Records from a dataset
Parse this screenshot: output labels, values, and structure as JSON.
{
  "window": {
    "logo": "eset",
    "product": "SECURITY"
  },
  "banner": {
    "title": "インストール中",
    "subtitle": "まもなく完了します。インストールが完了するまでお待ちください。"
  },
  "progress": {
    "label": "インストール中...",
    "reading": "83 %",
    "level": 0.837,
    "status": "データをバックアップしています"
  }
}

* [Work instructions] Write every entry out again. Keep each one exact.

* [Response to this task]
Parse this screenshot: output labels, values, and structure as JSON.
{
  "window": {
    "logo": "eset",
    "product": "SECURITY"
  },
  "banner": {
    "title": "インストール中",
    "subtitle": "まもなく完了します。インストールが完了するまでお待ちください。"
  },
  "progress": {
    "label": "インストール中...",
    "reading": "83 %",
    "level": 0.837,
    "status": "データをバックアップしています"
  }
}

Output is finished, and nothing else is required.